The requirement was introduced at the time that the Delta variant emerged and became most prominent. Evidence at the time showed that taking the vaccine would cut chances of transmission in catching and spreading the virus.
What are the problems of the NHS jab mandate?
The government has faced pressure from NHS staff to scrap their requirement for all NHS staff in England to be fully vaccinated due to fears that it would lead to a staff crisis.
With the 77,000 number of staff without a vaccine in the NHS, the health service would suffer a huge loss in employees and number of helping hands at a time of need as the pandemic fares on. At present, there are approximately 100,000 vacancies within the NHS meaning that the service needs more employees, not fewer.
The Royal College of Midwives also said that the government’s policy could have a “catastrophic impact” on maternity services.
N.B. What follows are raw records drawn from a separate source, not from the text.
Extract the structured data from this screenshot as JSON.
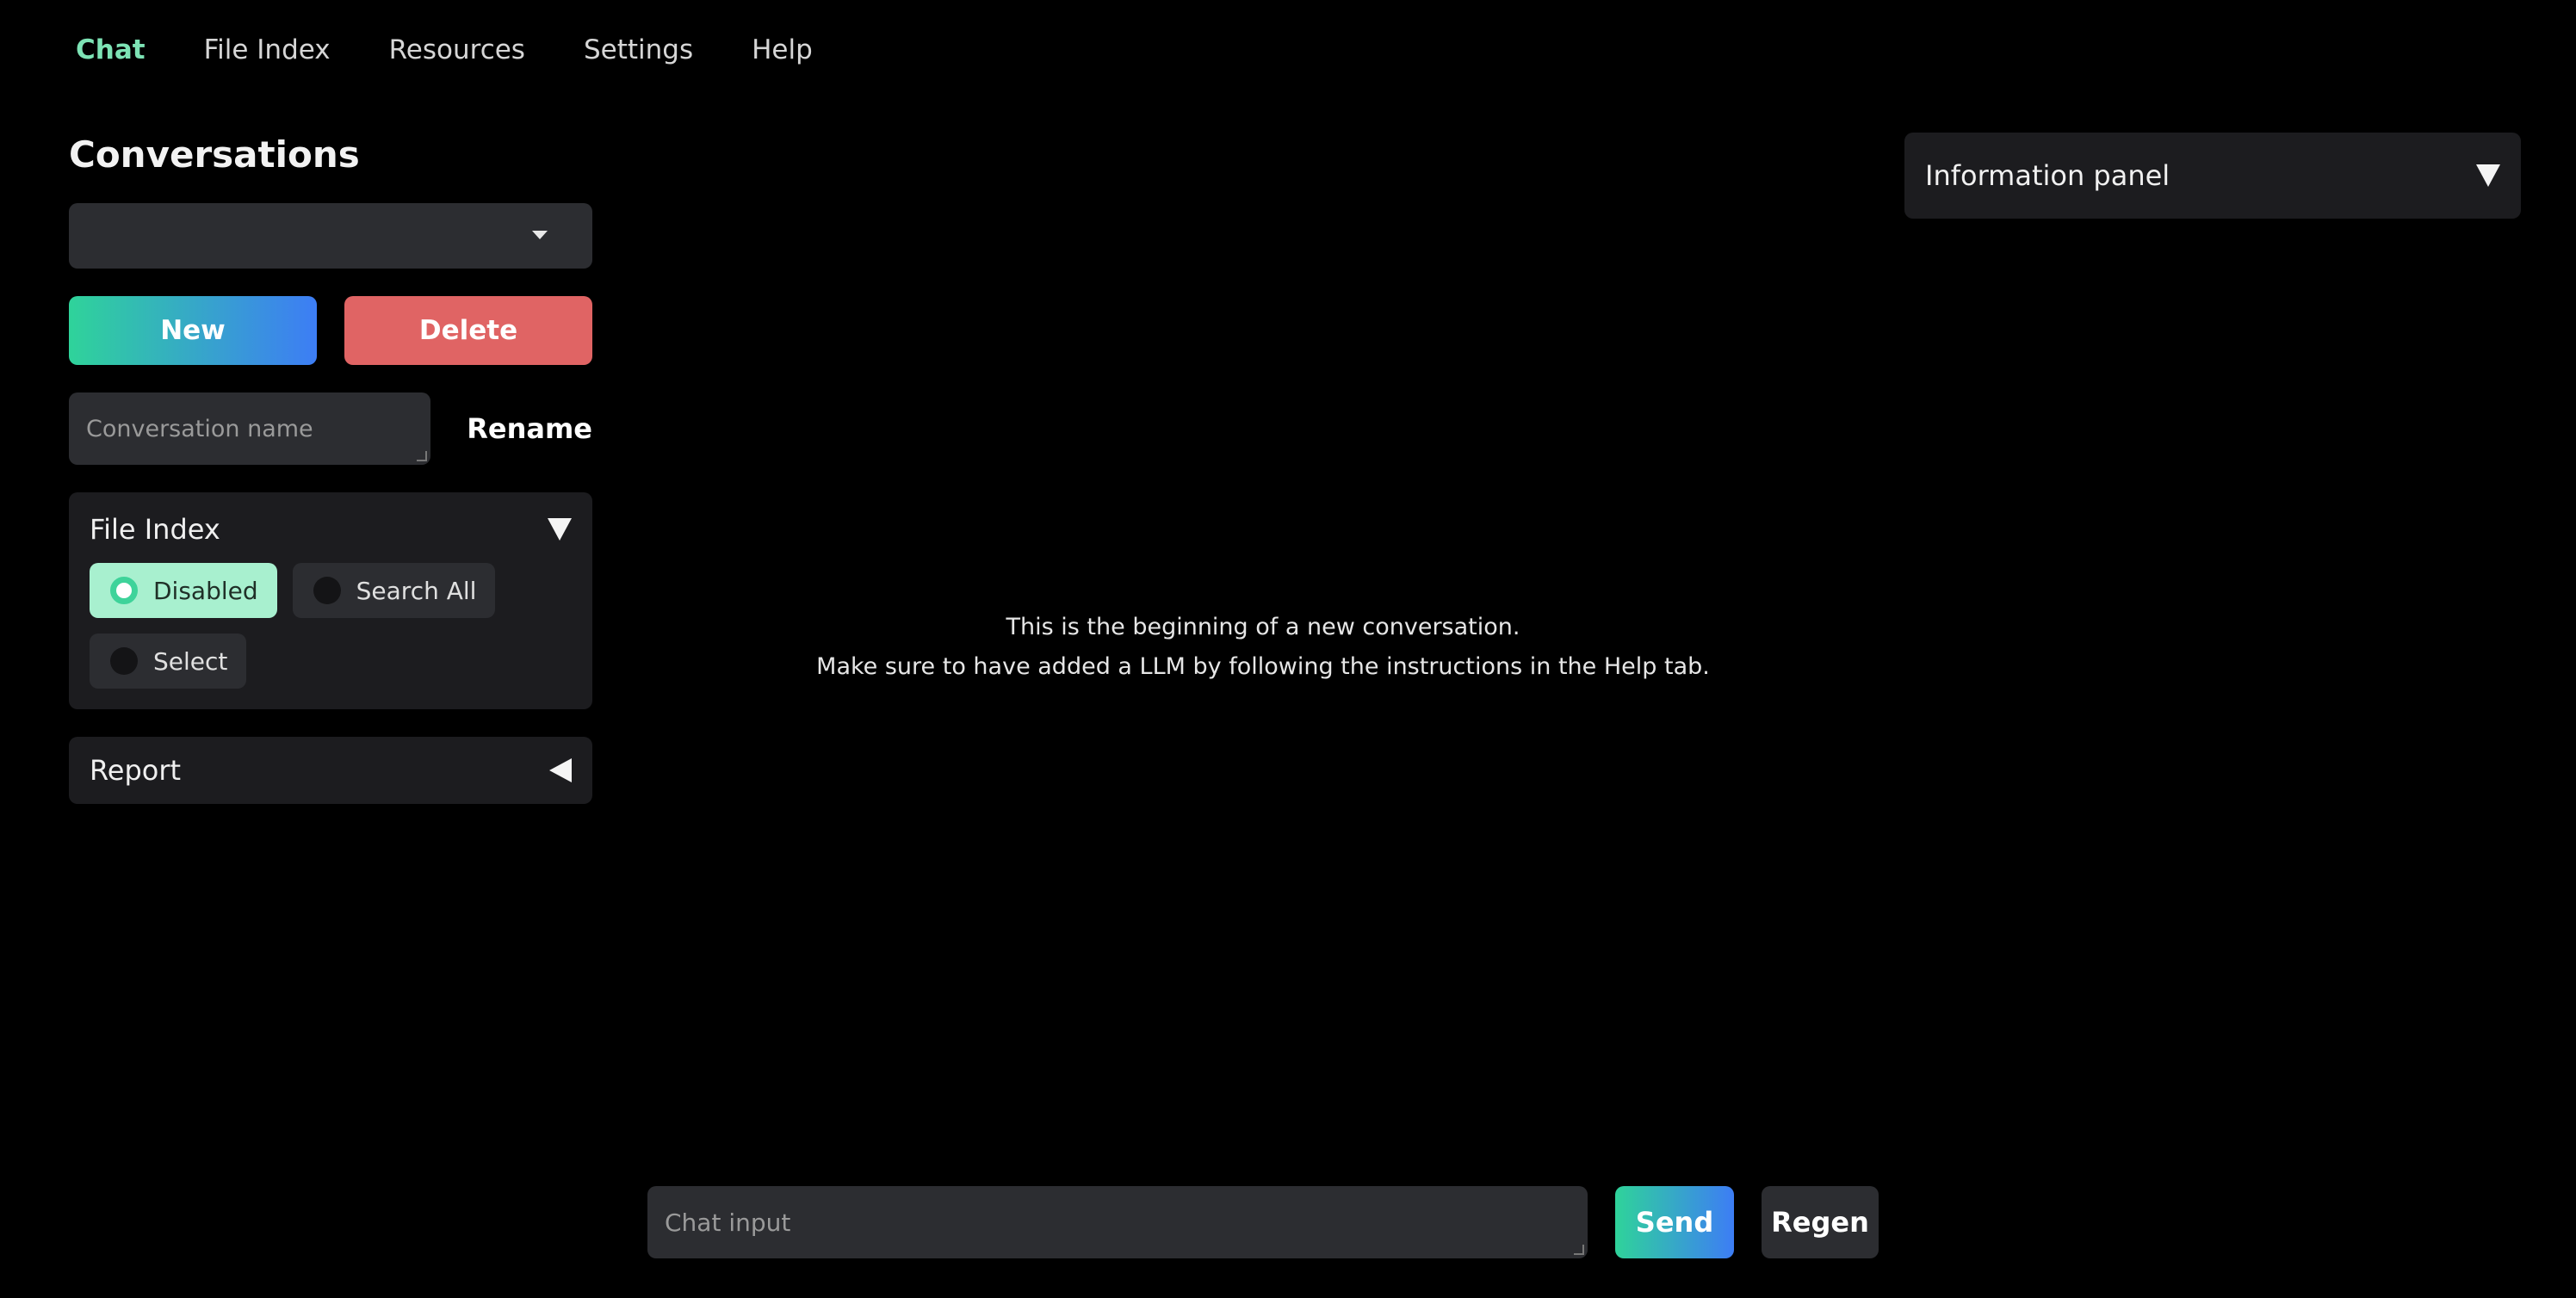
{
  "tabs": [
    {
      "label": "Chat",
      "active": true
    },
    {
      "label": "File Index",
      "active": false
    },
    {
      "label": "Resources",
      "active": false
    },
    {
      "label": "Settings",
      "active": false
    },
    {
      "label": "Help",
      "active": false
    }
  ],
  "conversations": {
    "title": "Conversations",
    "selected": "",
    "new_label": "New",
    "delete_label": "Delete",
    "name_placeholder": "Conversation name",
    "rename_label": "Rename"
  },
  "file_index": {
    "title": "File Index",
    "options": [
      "Disabled",
      "Search All",
      "Select"
    ],
    "selected": "Disabled"
  },
  "report": {
    "title": "Report"
  },
  "chat": {
    "message_line1": "This is the beginning of a new conversation.",
    "message_line2": "Make sure to have added a LLM by following the instructions in the Help tab.",
    "input_placeholder": "Chat input",
    "send_label": "Send",
    "regen_label": "Regen"
  },
  "info_panel": {
    "title": "Information panel"
  },
  "icons": {
    "dropdown": "chevron-down-icon",
    "collapse_open": "triangle-down-icon",
    "collapse_closed": "triangle-left-icon"
  },
  "colors": {
    "accent_green": "#7de3b5",
    "gradient_start": "#2fd39a",
    "gradient_end": "#3d7df5",
    "delete_red": "#e06464"
  }
}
The Royal College of GPs and Royal College of Nursing has asked for the deadline of Friday 1 April to be delayed.
What are the current Covid-19 rules for NHS staff in England?
The latest coronavirus rules and precautions for NHS staff in England are as follows since December 2021.
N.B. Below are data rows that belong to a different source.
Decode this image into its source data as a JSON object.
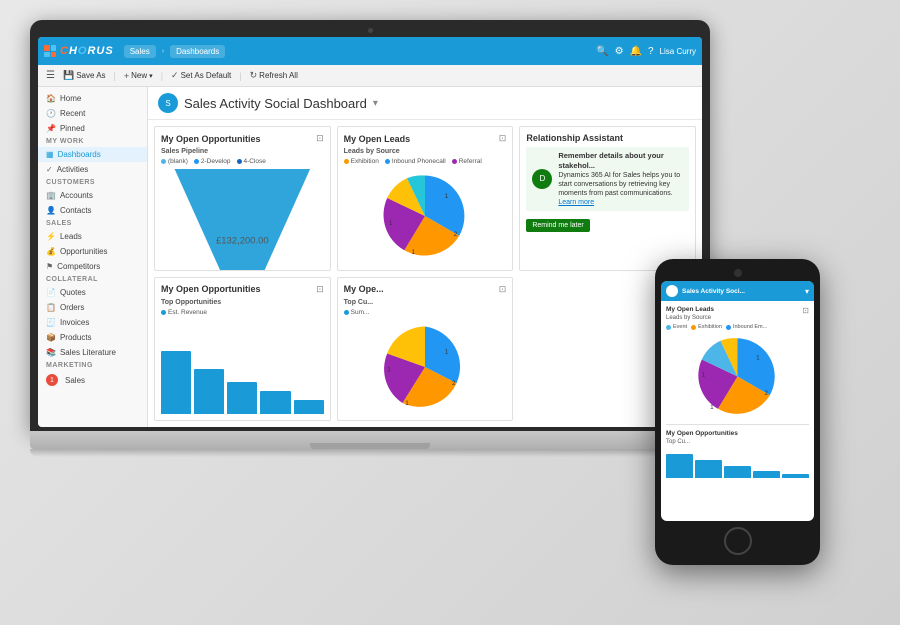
{
  "app": {
    "topbar": {
      "logo": "CHORUS",
      "nav_items": [
        "Sales",
        "Dashboards"
      ],
      "user_name": "Lisa Curry"
    },
    "secondbar": {
      "buttons": [
        "Save As",
        "New",
        "Set As Default",
        "Refresh All"
      ]
    },
    "page_title": "Sales Activity Social Dashboard",
    "sidebar": {
      "nav": [
        {
          "label": "Home",
          "icon": "🏠",
          "section": ""
        },
        {
          "label": "Recent",
          "icon": "🕐",
          "section": ""
        },
        {
          "label": "Pinned",
          "icon": "📌",
          "section": ""
        }
      ],
      "sections": [
        {
          "title": "My Work",
          "items": [
            {
              "label": "Dashboards",
              "icon": "📊",
              "active": true
            },
            {
              "label": "Activities",
              "icon": "✓"
            }
          ]
        },
        {
          "title": "Customers",
          "items": [
            {
              "label": "Accounts",
              "icon": "🏢"
            },
            {
              "label": "Contacts",
              "icon": "👤"
            }
          ]
        },
        {
          "title": "Sales",
          "items": [
            {
              "label": "Leads",
              "icon": "⚡"
            },
            {
              "label": "Opportunities",
              "icon": "💰"
            },
            {
              "label": "Competitors",
              "icon": "🔰"
            }
          ]
        },
        {
          "title": "Collateral",
          "items": [
            {
              "label": "Quotes",
              "icon": "📄"
            },
            {
              "label": "Orders",
              "icon": "📋"
            },
            {
              "label": "Invoices",
              "icon": "🧾"
            },
            {
              "label": "Products",
              "icon": "📦"
            },
            {
              "label": "Sales Literature",
              "icon": "📚"
            }
          ]
        },
        {
          "title": "Marketing",
          "items": [
            {
              "label": "Sales",
              "icon": "📈"
            }
          ]
        }
      ]
    },
    "dashboard": {
      "cards": [
        {
          "id": "open-opportunities",
          "title": "My Open Opportunities",
          "subtitle": "Sales Pipeline",
          "legend": [
            "(blank)",
            "2-Develop",
            "4-Close"
          ],
          "legend_colors": [
            "#4db6e8",
            "#2196f3",
            "#1565c0"
          ],
          "chart_type": "funnel",
          "value": "£132,200.00"
        },
        {
          "id": "open-leads",
          "title": "My Open Leads",
          "subtitle": "Leads by Source",
          "legend": [
            "Exhibition",
            "Inbound Phonecall",
            "Referral"
          ],
          "legend_colors": [
            "#ff9800",
            "#2196f3",
            "#9c27b0"
          ],
          "chart_type": "pie"
        },
        {
          "id": "relationship-assistant",
          "title": "Relationship Assistant",
          "chart_type": "info",
          "ra_bold": "Remember details about your stakehol...",
          "ra_text": "Dynamics 365 AI for Sales helps you to start conversations by retrieving key moments from past communications.",
          "ra_link": "Learn more",
          "ra_button": "Remind me later"
        },
        {
          "id": "open-opportunities-2",
          "title": "My Open Opportunities",
          "subtitle": "Top Opportunities",
          "legend": [
            "Est. Revenue"
          ],
          "legend_colors": [
            "#1a9bd7"
          ],
          "chart_type": "bar"
        },
        {
          "id": "open-customers",
          "title": "My Ope...",
          "subtitle": "Top Cu...",
          "legend": [
            "Sum..."
          ],
          "legend_colors": [
            "#1a9bd7"
          ],
          "chart_type": "pie-small"
        }
      ]
    }
  },
  "phone": {
    "title": "Sales Activity Soci...",
    "section1_title": "My Open Leads",
    "section1_subtitle": "Leads by Source",
    "legend": [
      "Event",
      "Exhibition",
      "Inbound Em..."
    ],
    "legend_colors": [
      "#4db6e8",
      "#ff9800",
      "#2196f3"
    ],
    "section2_title": "My Open Opportunities",
    "section2_subtitle": "Top Cu..."
  }
}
If an NHS staff member develops any Covid-19 symptoms, regardless of how mild, then they should:
Follow the stay at home guidance and take a PCR test either through workplace arrangements or the Test and Trace service
If at home (off-duty), they should not attend work while waiting for their PCR test result and should notify their employer or line manager immediately
If at work, they should inform their employer or line manager and return home as soon as possible
If they receive a positive SARS-CoV-2 PCR test result, they must self-isolate for 10 days
If their self-reported SARS-CoV-2 LFD antigen test result is positive, they should self-isolate immediately and arrange to have a follow-up PCR test as soon as possible, through workplace arrangements or the Test and Trace service. They should continue to self-isolate while waiting for their PCR test result – if this follow-up is positive, they continue to self-isolate
If you receive a negative PCR test, then you can return to work if you are medically fit and able to do so.
If a staff member does not have any symptoms but has a positive PCR test result, then they must stay at home and self-isolate.
If a staff member is in contact with someone with a confirmed case of Covid-19, then:
- They must stay at home and self-isolate if not fully vaccinated
If they are fully vaccinated, have received two vaccine doses and are 14 days post second vaccination, then they should arrange a PCR test and can return to work if it is confirmed negative and must complete daily lateral flow tests before attending work each day for 10 days. (It is advised to seek a repeat PCR if any LFD tests come back positive.) If the test is positive, then isolate for 10 days.